YOUR GOAL >>
Pick each line that has "this" out of the records.

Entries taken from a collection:
════════
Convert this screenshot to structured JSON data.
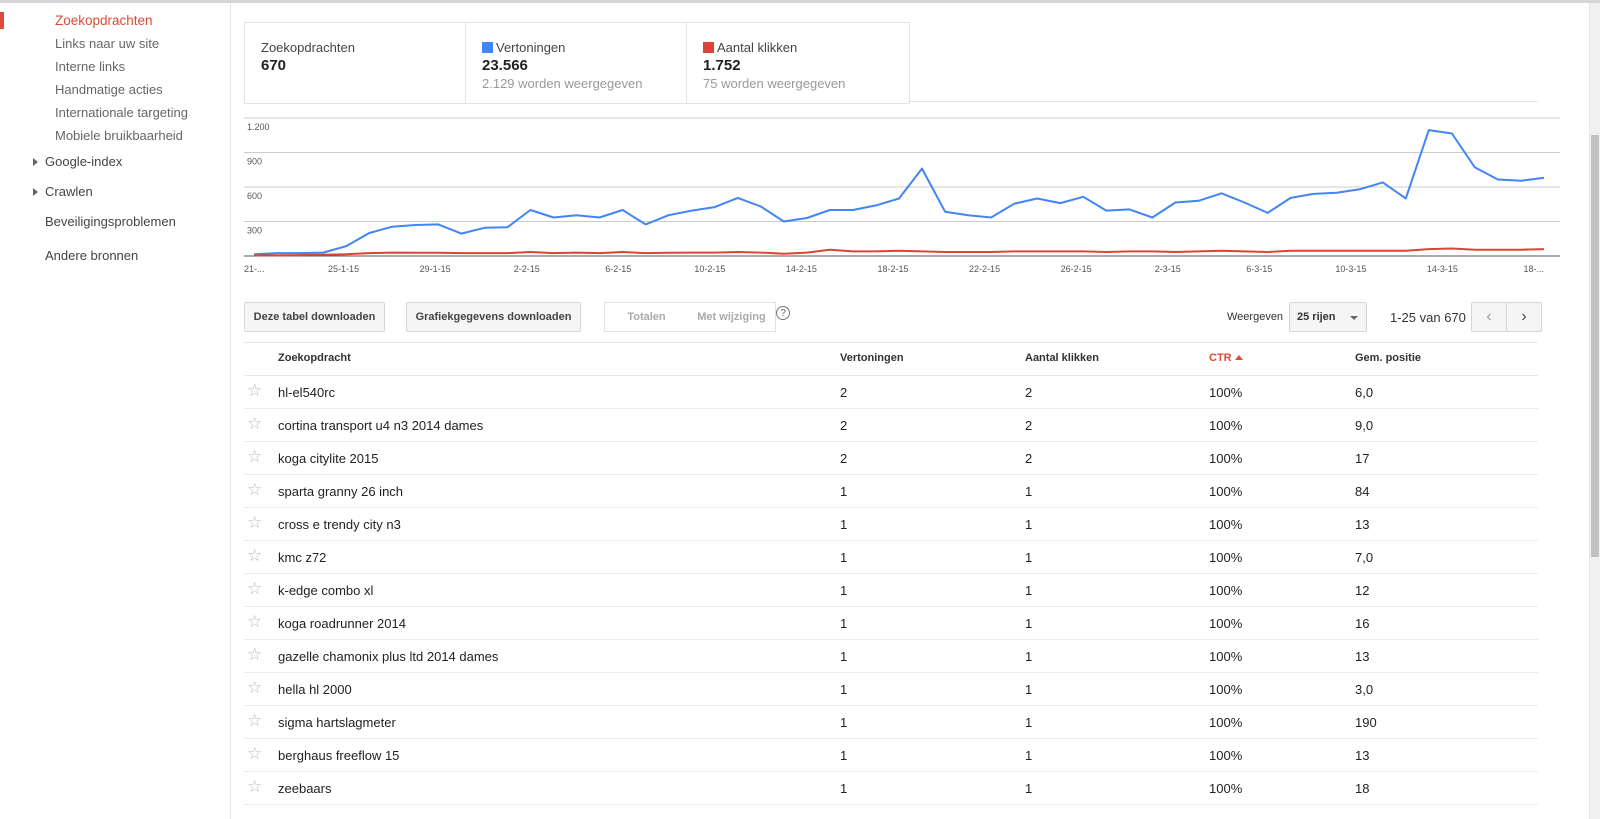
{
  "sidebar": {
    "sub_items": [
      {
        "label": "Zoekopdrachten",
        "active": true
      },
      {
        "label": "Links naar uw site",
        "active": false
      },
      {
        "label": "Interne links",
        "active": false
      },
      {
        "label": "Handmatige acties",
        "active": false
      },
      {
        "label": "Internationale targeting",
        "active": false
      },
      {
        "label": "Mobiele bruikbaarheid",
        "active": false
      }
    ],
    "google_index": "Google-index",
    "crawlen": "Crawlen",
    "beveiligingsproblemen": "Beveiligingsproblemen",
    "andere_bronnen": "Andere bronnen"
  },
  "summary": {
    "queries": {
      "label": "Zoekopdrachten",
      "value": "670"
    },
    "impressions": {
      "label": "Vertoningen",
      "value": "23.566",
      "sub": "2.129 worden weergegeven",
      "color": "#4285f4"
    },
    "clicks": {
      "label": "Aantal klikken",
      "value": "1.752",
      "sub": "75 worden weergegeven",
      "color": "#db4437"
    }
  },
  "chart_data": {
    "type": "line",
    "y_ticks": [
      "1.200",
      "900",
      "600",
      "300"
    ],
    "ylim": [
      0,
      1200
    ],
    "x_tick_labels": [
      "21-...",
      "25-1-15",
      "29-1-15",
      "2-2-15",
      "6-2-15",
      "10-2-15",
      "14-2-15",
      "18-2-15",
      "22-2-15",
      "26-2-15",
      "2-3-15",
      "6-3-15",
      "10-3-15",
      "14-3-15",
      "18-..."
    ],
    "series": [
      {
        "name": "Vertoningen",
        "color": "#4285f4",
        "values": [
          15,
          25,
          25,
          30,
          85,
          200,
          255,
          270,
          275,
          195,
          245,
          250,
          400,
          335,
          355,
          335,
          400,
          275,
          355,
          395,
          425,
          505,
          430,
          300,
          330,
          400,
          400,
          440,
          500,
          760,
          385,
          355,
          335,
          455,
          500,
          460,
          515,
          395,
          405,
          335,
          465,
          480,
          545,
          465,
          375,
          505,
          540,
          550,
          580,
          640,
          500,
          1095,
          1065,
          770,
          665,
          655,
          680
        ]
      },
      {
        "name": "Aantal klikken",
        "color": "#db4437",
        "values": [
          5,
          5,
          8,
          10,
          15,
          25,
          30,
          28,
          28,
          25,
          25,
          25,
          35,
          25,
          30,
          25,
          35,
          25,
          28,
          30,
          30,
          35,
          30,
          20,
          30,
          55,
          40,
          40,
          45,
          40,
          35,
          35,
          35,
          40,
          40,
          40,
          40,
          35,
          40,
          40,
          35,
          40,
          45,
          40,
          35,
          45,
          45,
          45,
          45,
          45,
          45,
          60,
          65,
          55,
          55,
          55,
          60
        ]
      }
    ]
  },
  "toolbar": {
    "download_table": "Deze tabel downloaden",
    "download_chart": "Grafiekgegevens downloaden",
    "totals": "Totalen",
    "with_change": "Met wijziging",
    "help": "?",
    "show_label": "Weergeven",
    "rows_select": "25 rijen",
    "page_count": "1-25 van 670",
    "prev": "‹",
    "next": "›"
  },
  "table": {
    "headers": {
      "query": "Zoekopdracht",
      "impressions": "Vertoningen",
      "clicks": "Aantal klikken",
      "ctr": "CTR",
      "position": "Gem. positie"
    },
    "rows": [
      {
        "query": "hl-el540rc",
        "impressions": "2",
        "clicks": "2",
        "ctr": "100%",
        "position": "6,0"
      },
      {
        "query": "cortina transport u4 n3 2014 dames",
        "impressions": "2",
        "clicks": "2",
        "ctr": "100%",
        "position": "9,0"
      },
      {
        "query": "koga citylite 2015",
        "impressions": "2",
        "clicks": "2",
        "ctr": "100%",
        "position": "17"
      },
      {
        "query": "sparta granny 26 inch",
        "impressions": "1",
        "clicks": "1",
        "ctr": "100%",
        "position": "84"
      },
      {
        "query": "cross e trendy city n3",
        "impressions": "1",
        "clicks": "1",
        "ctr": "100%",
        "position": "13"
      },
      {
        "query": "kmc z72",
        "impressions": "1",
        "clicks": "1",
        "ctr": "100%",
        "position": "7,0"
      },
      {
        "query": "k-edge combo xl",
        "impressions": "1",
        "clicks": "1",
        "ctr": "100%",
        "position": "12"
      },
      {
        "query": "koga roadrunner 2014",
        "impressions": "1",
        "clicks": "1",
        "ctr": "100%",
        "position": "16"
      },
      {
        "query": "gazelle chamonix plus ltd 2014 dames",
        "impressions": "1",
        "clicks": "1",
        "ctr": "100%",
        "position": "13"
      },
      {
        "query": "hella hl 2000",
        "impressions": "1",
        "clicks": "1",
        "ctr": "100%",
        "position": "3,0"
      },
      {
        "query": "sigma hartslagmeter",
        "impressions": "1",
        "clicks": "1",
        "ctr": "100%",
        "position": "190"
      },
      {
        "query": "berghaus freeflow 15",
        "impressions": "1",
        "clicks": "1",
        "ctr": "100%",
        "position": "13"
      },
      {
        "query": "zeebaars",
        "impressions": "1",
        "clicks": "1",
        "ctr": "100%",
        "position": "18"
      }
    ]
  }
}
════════
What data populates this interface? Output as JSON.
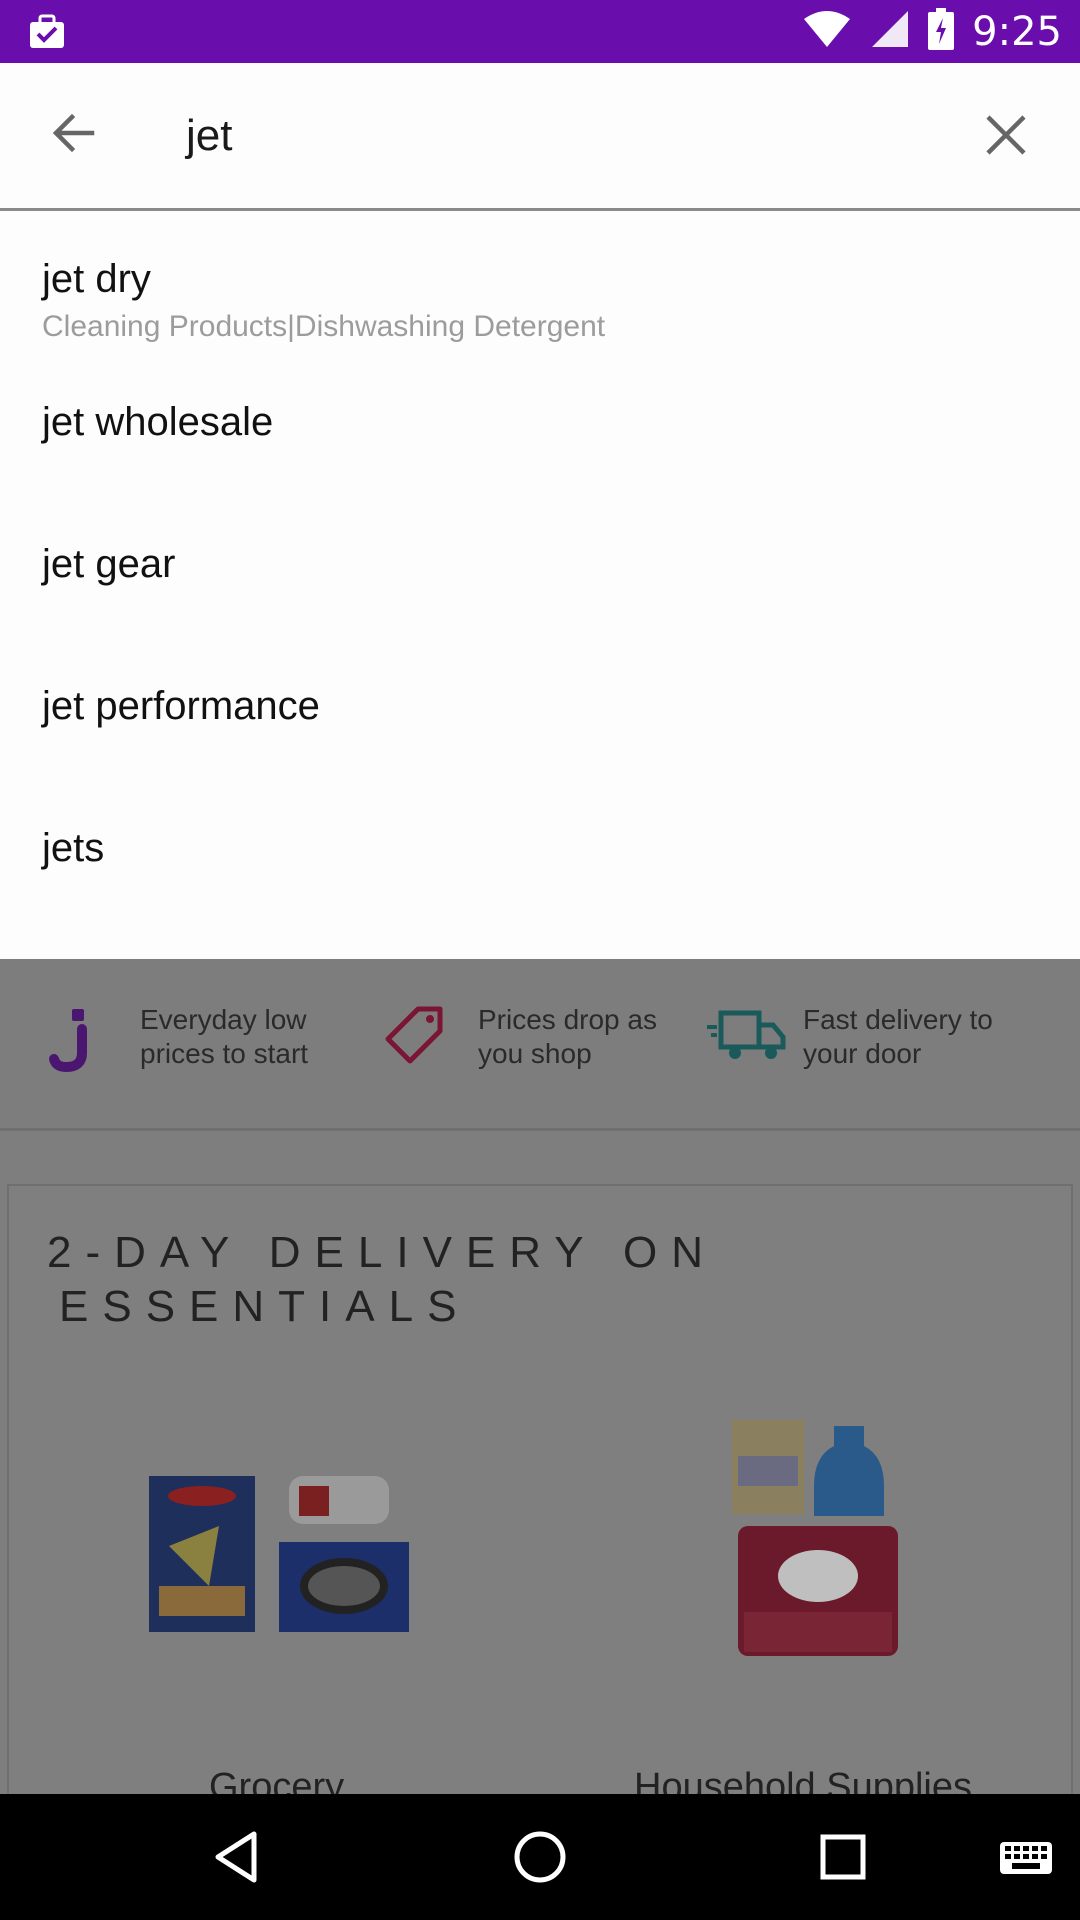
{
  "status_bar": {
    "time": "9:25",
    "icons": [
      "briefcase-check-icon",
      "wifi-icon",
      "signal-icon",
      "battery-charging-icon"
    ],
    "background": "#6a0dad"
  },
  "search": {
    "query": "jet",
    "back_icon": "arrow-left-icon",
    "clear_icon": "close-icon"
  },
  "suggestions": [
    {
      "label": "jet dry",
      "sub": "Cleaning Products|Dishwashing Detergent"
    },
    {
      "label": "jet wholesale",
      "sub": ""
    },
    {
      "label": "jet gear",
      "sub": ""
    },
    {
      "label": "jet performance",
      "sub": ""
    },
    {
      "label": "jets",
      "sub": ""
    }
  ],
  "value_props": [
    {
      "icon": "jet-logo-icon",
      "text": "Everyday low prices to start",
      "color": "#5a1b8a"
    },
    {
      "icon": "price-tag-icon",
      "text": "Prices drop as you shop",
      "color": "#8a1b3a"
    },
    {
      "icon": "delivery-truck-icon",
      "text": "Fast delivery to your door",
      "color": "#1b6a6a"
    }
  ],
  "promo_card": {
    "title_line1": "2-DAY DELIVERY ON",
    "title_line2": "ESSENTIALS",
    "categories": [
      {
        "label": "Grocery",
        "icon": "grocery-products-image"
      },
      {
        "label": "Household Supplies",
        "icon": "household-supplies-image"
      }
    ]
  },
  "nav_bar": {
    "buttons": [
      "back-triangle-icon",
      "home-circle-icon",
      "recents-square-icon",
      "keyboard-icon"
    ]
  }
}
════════
EXERCISE SOLUTION >>
Convert this screenshot to structured JSON data.
What data populates this interface? Output as JSON.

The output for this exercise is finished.